I am one of the 2.5 million veterans who served in Iraq or Afghanistan. I’m also an entrepreneur. And I’m not alone. The men and women of today’s armed services are uniquely positioned to become successful entrepreneurs.
To my fellow veterans:
You have what it takes. By nature of your military service, you possess the skills that are required to run your own business. As a Soldier, Sailor, Airman, or Marine, you learned the importance of communication, focus, and drive to accomplish the mission at hand. You’ve encountered problems that need to be solved on the fly and you’ve done so instinctively. Recall one of the earliest reports from Operation Enduring Freedom: U.S. special operations forces in Afghanistan coordinated precision airstrikes from laptops on horseback—21st Century technology met old-fashioned creativity to get the job done. That’s called entrepreneurship.

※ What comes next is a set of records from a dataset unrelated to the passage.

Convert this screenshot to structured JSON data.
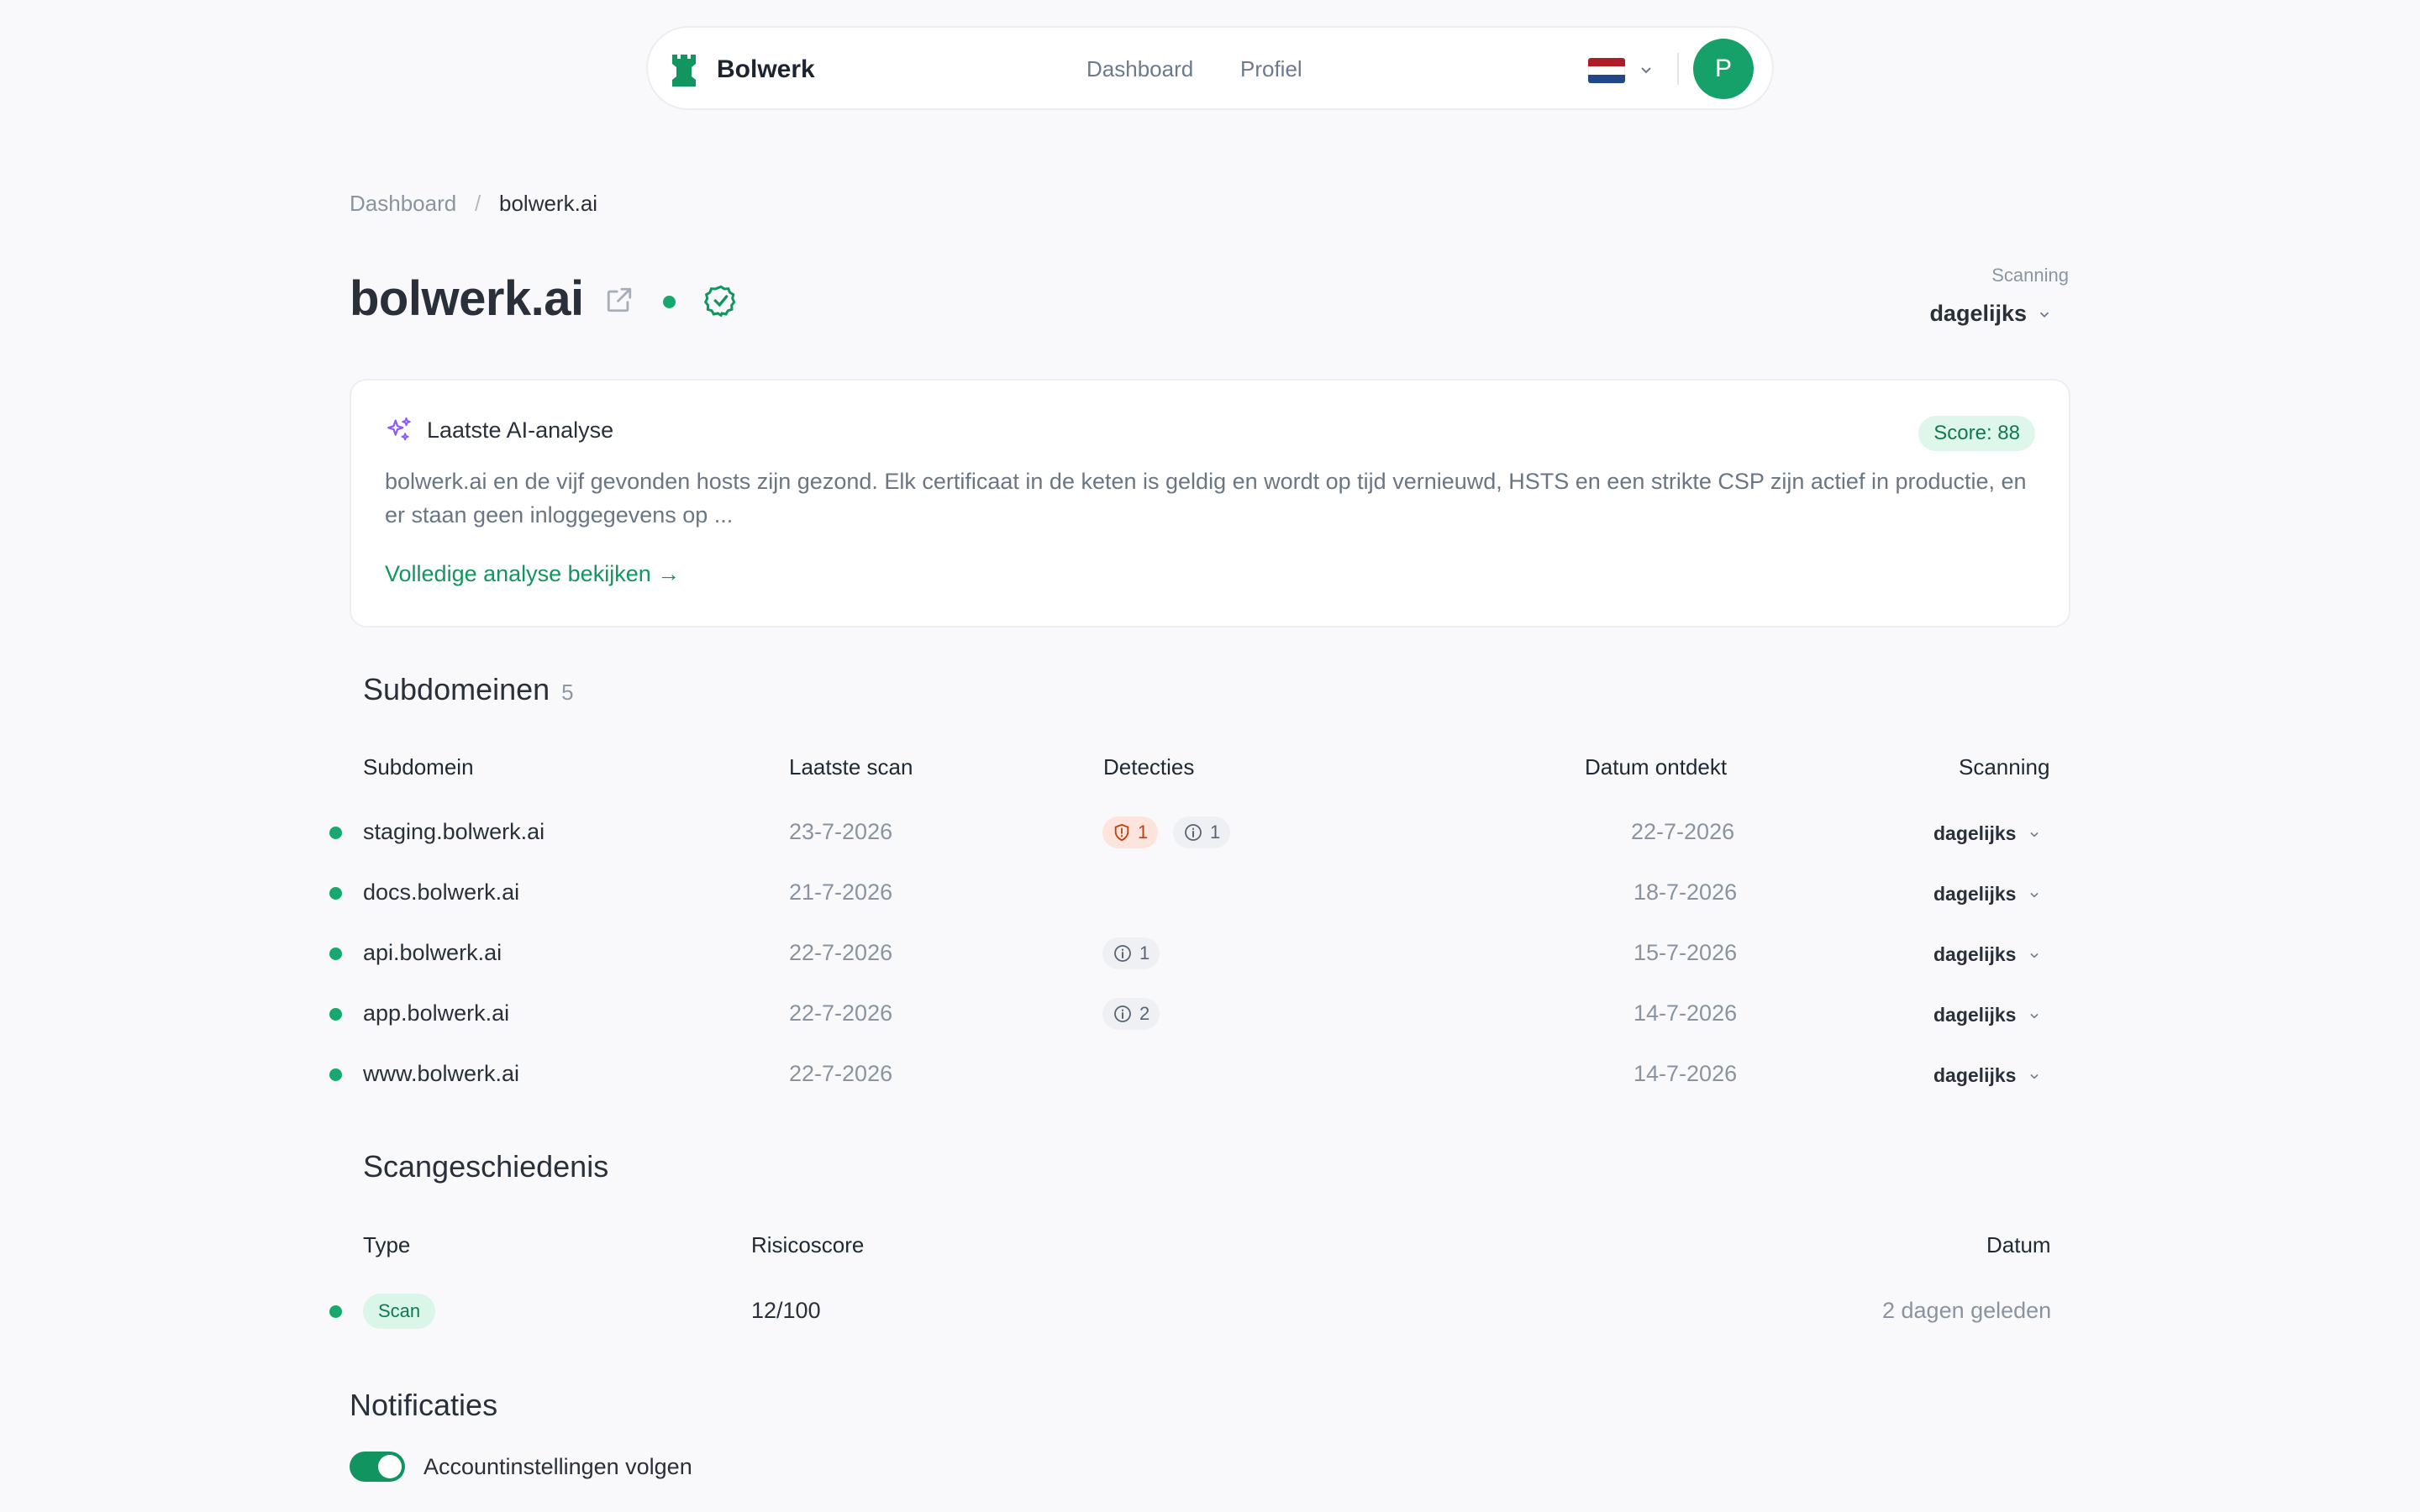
{
  "nav": {
    "brand": "Bolwerk",
    "links": [
      "Dashboard",
      "Profiel"
    ],
    "avatar_initial": "P",
    "flag_colors": [
      "#ae1c28",
      "#ffffff",
      "#21468b"
    ]
  },
  "breadcrumb": {
    "parent": "Dashboard",
    "separator": "/",
    "current": "bolwerk.ai"
  },
  "header": {
    "title": "bolwerk.ai",
    "scanning_label": "Scanning",
    "scanning_value": "dagelijks"
  },
  "ai": {
    "heading": "Laatste AI-analyse",
    "score": "Score: 88",
    "text": "bolwerk.ai en de vijf gevonden hosts zijn gezond. Elk certificaat in de keten is geldig en wordt op tijd vernieuwd, HSTS en een strikte CSP zijn actief in productie, en er staan geen inloggegevens op ...",
    "link": "Volledige analyse bekijken →"
  },
  "subdomains": {
    "title": "Subdomeinen",
    "count": "5",
    "headers": [
      "Subdomein",
      "Laatste scan",
      "Detecties",
      "Datum ontdekt",
      "Scanning"
    ],
    "rows": [
      {
        "name": "staging.bolwerk.ai",
        "last_scan": "23-7-2026",
        "alert": "1",
        "info": "1",
        "discovered": "22-7-2026",
        "scanning": "dagelijks"
      },
      {
        "name": "docs.bolwerk.ai",
        "last_scan": "21-7-2026",
        "alert": null,
        "info": null,
        "discovered": "18-7-2026",
        "scanning": "dagelijks"
      },
      {
        "name": "api.bolwerk.ai",
        "last_scan": "22-7-2026",
        "alert": null,
        "info": "1",
        "discovered": "15-7-2026",
        "scanning": "dagelijks"
      },
      {
        "name": "app.bolwerk.ai",
        "last_scan": "22-7-2026",
        "alert": null,
        "info": "2",
        "discovered": "14-7-2026",
        "scanning": "dagelijks"
      },
      {
        "name": "www.bolwerk.ai",
        "last_scan": "22-7-2026",
        "alert": null,
        "info": null,
        "discovered": "14-7-2026",
        "scanning": "dagelijks"
      }
    ]
  },
  "history": {
    "title": "Scangeschiedenis",
    "headers": [
      "Type",
      "Risicoscore",
      "Datum"
    ],
    "rows": [
      {
        "type": "Scan",
        "risk": "12/100",
        "date": "2 dagen geleden"
      }
    ]
  },
  "notifications": {
    "title": "Notificaties",
    "toggle_label": "Accountinstellingen volgen",
    "toggle_on": true
  },
  "colors": {
    "accent": "#16a06a",
    "alert": "#c2410c",
    "ai_icon": "#8b5cf6"
  }
}
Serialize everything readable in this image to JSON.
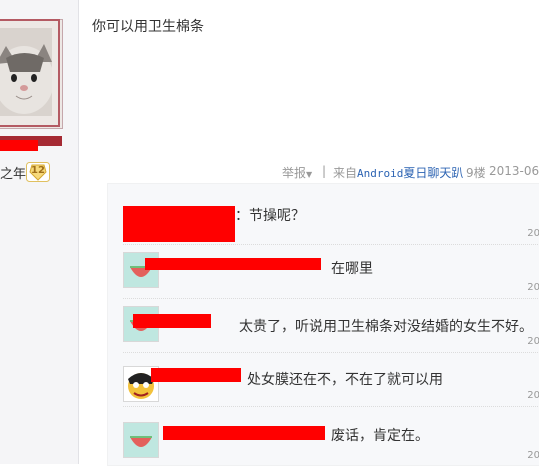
{
  "user": {
    "level_label": "之年",
    "level_number": "12"
  },
  "post": {
    "content": "你可以用卫生棉条",
    "report_label": "举报",
    "separator": "|",
    "source_prefix": "来自",
    "source_app": "Android",
    "source_client": "夏日聊天趴",
    "floor": "9楼",
    "date": "2013-06-"
  },
  "replies": [
    {
      "text": "：节操呢？",
      "time": "20"
    },
    {
      "text": "在哪里",
      "time": "20"
    },
    {
      "text": "太贵了，听说用卫生棉条对没结婚的女生不好。",
      "time": "20"
    },
    {
      "text": "处女膜还在不，不在了就可以用",
      "time": "20"
    },
    {
      "text": "废话，肯定在。",
      "time": "20"
    }
  ],
  "colors": {
    "redaction": "#ff0000",
    "link": "#2d64b3",
    "meta": "#999999"
  }
}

You are a leader. You’ve already acted with more poise under pressure than most people do in a lifetime. You’ve shown bravery in the most daunting situations one can face. These experiences will naturally yield positive results in a position of leadership; people around you will seek your guidance and direction, knowing they can trust your judgment. Use this to confidently build a team and lead them to success.
You have support. Programs like Techstar’s Patriot Bootcamp, The Institute for Veterans and Military Families’ Entrepreneurship Bootcamp for Veterans with Disabilities, VETtoCEO, and VetsinTech provide valuable training. Incubators and accelerators like Bunker Labs provide a nurturing environment. Traditional, stalwart veterans groups, like the American Legion, deploy their substantial resources to support young veteran entrepreneurs. Congress has helped with the Veterans Entrepreneurship Act of 2015. We veterans now have our own networks of angel investors and venture capitalists for sources of funding. These resources exist because they believe in your ability to succeed as an entrepreneur.
This isn’t a new concept. There is a rich history of military veterans finding success in business. A Syracuse University study found that nearly 49.7% of WWII veterans went on to own or run a business. Now it’s time for our generation to do the same. We have the opportunity to define our legacy through a collective act of “second service” to our country. By starting and running successful businesses, we become a catalyst for the real, sustained economic growth that our country desperately needs.
In closing, realize that your potential as a leader in the business world is unbounded. I hope you accept the challenge of entrepreneurship head on. I know you’ll win.